A California social worker who is suing her former employer, Kaiser Permanente, was told by a federal judge that she needs to provide more facts to support her case. The judge also ruled that she cannot use the state’s Whistleblower Protection Act to claim retaliation.
The licensed clinical social worker says that although she was fired for disciplinary reasons in 2012, in fact Kaiser terminated her because she reported a dangerous work environment. The previous year, she says she was told by another therapist at the San Francisco Kaiser facility where she worked that a patient the therapist was treating had threatened to kill the social worker. The plaintiff says that she asked Kaiser to obtain a restraining order against the patient, but they brushed off the threat and did nothing to protect her.
In May 2012, the plaintiff was terminated for looking at the patient’s medical records and for leaving a suicidal patient unattended. She says that the second claim is false. She contends that she was fired in retaliation for claiming that the patient’s death threat made the Kaiser facility an unsafe environment for staff and patients.
Although the judge ruled that the plaintiff did not show enough evidence that she had adequately expressed her safety concerns to Kaiser or that she had a basis for these concerns, he did not dismiss the case, as Kaiser had requested. He found that Kaiser had removed the plaintiff’s hospital privileges and fired her without giving her notice or a hearing, or even informing her that she was entitled to a hearing.
Since Kaiser did not give the plaintiff due process, the judge allowed the complaint to move forward if she provides more detail.

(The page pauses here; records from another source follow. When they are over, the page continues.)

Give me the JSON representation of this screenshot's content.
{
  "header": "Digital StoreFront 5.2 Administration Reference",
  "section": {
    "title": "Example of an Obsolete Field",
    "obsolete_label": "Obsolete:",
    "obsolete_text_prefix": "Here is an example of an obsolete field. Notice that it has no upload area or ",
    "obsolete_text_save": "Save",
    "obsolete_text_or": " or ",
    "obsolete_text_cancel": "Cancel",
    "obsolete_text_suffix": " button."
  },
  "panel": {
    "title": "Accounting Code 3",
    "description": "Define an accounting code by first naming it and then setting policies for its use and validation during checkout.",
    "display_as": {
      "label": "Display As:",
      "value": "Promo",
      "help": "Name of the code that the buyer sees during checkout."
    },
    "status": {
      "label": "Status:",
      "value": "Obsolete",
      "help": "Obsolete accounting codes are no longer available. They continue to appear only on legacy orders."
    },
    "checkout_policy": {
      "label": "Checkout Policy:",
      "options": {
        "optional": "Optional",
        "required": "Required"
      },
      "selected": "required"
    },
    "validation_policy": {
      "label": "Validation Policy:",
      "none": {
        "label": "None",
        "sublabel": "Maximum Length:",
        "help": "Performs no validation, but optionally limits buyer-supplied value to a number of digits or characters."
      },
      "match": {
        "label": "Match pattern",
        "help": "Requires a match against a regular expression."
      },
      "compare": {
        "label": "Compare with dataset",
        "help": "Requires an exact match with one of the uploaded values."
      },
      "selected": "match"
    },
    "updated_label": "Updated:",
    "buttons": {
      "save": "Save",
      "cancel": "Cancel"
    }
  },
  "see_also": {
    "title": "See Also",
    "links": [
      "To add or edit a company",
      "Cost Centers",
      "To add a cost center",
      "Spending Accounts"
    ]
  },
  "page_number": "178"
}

She and her attorney, who works for Justice First of Oakland, California, have twenty days to amend the complaint.
Employment law can be very complicated. It is essential when filing a lawsuit against an employer (particularly a behemoth like Kaiser) that the attorney uses the right law(s) to support the case. It appears, at least from this judge’s ruling, that California’s Whistleblower Protection Act was not the appropriate basis for the lawsuit, and that the evidence as laid out was not strong enough. At least the plaintiff was given a second chance to present her case. Whether or not she continues with the same attorney is still to be determined.
Courthouse News Service, “Kaiser Worker’s Retaliation Case Needs Work” Matt Reynolds, Sep. 20, 2013